- _Exercise objective_:
Which lines below include the string "Home"? Please show each one.

################

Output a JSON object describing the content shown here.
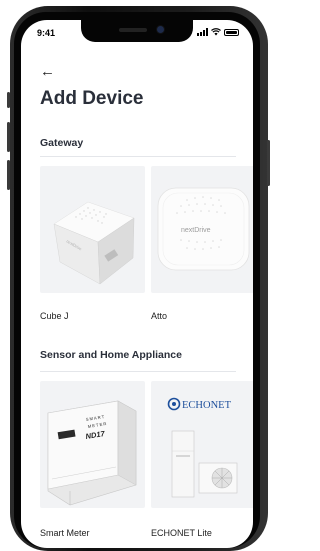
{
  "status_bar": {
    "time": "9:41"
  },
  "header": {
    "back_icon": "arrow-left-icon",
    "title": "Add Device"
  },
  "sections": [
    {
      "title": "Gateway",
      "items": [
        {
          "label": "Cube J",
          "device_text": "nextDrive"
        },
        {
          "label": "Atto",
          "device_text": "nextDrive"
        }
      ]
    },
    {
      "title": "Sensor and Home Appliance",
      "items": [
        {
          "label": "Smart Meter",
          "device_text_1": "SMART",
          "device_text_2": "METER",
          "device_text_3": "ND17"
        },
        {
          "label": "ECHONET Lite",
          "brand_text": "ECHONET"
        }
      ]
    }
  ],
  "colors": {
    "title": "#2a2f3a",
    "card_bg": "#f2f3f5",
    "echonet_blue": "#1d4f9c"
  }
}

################

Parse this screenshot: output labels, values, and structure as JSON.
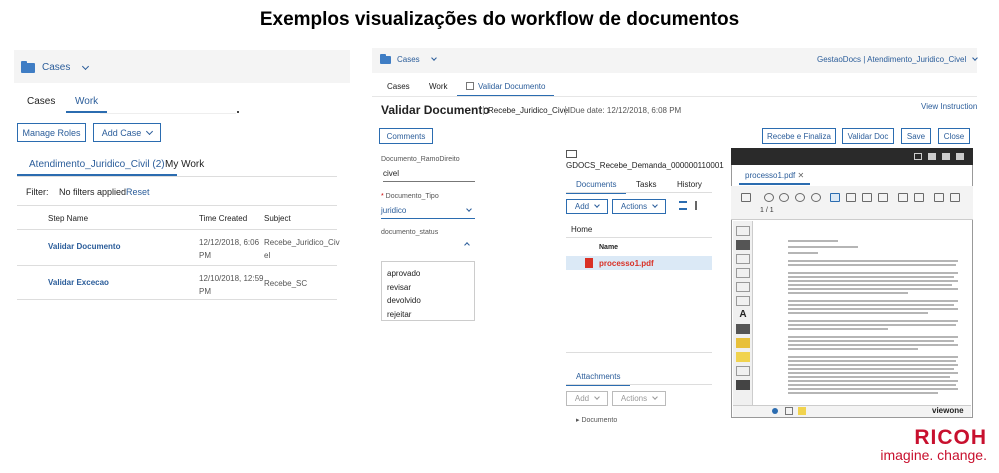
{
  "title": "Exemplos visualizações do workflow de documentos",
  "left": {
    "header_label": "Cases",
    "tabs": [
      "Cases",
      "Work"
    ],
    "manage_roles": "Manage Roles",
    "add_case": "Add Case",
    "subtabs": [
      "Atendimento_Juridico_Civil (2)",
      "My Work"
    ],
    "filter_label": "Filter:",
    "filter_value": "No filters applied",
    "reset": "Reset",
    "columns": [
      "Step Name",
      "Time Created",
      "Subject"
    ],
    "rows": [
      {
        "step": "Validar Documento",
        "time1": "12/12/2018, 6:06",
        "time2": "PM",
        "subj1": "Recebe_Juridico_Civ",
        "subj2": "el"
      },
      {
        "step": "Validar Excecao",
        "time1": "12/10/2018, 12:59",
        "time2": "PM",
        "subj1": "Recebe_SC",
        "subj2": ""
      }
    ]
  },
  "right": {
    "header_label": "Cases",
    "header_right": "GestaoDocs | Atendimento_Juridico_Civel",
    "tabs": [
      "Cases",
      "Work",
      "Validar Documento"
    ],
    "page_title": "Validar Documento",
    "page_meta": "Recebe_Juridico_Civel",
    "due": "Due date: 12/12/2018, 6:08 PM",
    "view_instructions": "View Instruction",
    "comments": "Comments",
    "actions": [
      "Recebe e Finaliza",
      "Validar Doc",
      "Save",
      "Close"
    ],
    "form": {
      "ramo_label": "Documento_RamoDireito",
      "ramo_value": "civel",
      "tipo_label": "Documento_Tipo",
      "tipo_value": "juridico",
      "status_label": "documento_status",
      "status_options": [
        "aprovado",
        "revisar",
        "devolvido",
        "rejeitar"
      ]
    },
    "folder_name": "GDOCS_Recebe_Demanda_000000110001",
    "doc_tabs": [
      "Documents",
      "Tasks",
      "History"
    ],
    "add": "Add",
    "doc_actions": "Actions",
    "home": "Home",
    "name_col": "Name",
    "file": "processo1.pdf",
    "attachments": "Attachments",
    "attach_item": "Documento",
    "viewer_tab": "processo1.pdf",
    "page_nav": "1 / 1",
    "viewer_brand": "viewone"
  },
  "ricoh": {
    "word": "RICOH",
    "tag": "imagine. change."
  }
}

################

- _Exercise response_:
      "title": "Sensor and Home Appliance",
    "home": "Home",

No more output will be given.